Opponents are calling it a stealth gas tax.

“And it’s a regressive tax,” says Julie Rabinowitz, a spokeswoman for Maine People Before Politics, a nonprofit aligned with former Republican Gov. Paul LePage.

Rabinowitz says that means rural Mainers who need cars to get to work or medical care would be paying a tax to benefit more urban and affluent states.

“Because if you are able to afford an electric vehicle, or you are able to live in a more urban area that has more reliable public transportation, you have transportation options where you can avoid this tax,” she says.

LePage’s administration did not participate in the planning process, and while Mills has sent representatives to the TCI’s meetings, she has not formally signed on. Her administration did not respond to requests for interviews with officials such as the governor’s energy director or Hannah Pingree, leader of the governor’s new Climate Council.

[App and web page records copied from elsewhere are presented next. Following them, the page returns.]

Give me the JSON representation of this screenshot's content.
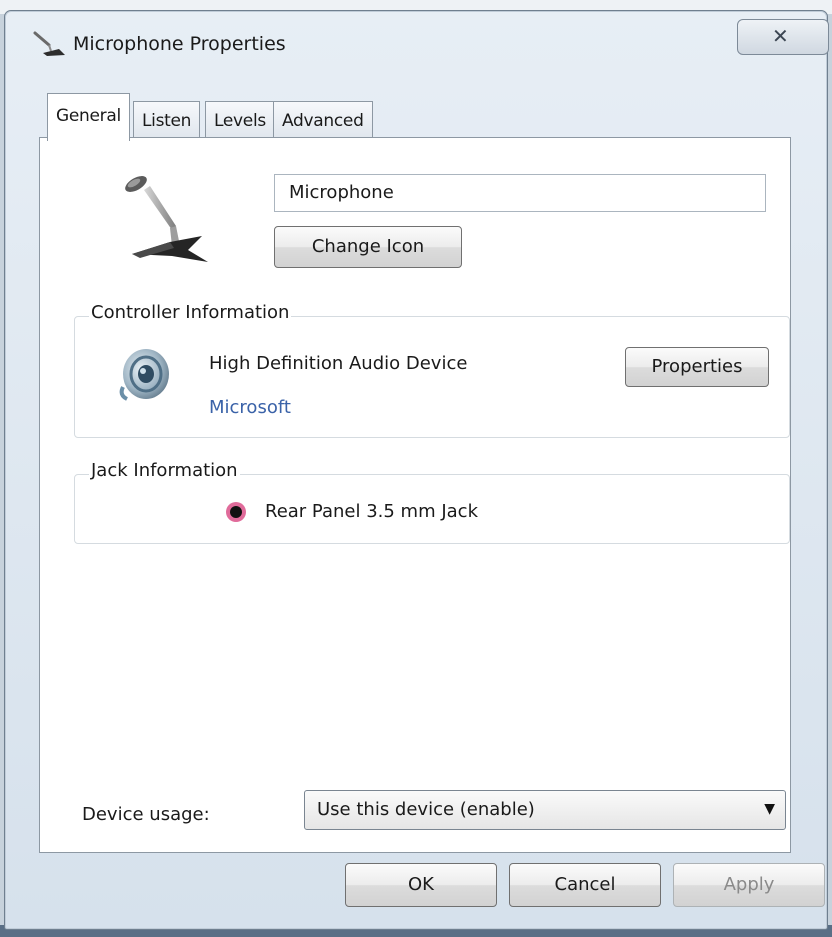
{
  "window": {
    "title": "Microphone Properties",
    "close_label": "✕",
    "icon": "microphone-small-icon"
  },
  "tabs": [
    {
      "label": "General",
      "active": true
    },
    {
      "label": "Listen",
      "active": false
    },
    {
      "label": "Levels",
      "active": false
    },
    {
      "label": "Advanced",
      "active": false
    }
  ],
  "general": {
    "device_icon": "microphone-icon",
    "device_name": "Microphone",
    "change_icon_label": "Change Icon"
  },
  "controller": {
    "group_title": "Controller Information",
    "icon": "speaker-icon",
    "device_name": "High Definition Audio Device",
    "manufacturer": "Microsoft",
    "properties_label": "Properties"
  },
  "jack": {
    "group_title": "Jack Information",
    "icon": "jack-dot-icon",
    "label": "Rear Panel 3.5 mm Jack",
    "color": "#e06b9a"
  },
  "device_usage": {
    "label": "Device usage:",
    "selected": "Use this device (enable)"
  },
  "buttons": {
    "ok": "OK",
    "cancel": "Cancel",
    "apply": "Apply"
  },
  "colors": {
    "link": "#3a62a8",
    "disabled_text": "#8a8a8a"
  }
}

In a brief email statement, spokeswoman Lindsay Crete said Maine would continue to monitor the effort. She added that “the challenges of climate and transportation issues for rural states like Maine are unique, and the state will be appropriately cautious when considering these issues”.

Environmental advocates are hopeful Mills will bring Maine on board. Phelps Turner, a transportation specialist at the Conservation Law Foundation, notes that the draft agreement emphasizes assistance for low-income residents.

“In fact, we see the transportation climate initiatives as an opportunity for Maine to take a lead on reducing emissions for transportation in rural states in particular and demonstrate how rural states can cut emissions while providing benefits across the state,” he says.

The more states that do participate, Turner adds, the more effective the program will be. But already, New Hampshire Gov. John Sununu has announced that his state will not sign on. That raises the prospects that if neighboring states such as Maine do sign on, their residents could be driving over to the Granite State not just to buy liquor but to gas up as well.

After a public comment period, the TCI group aims to produce a final memorandum of agreement to be considered by the states this spring.

Correction: The nonprofit Maine People Before Politics is not a political action committee.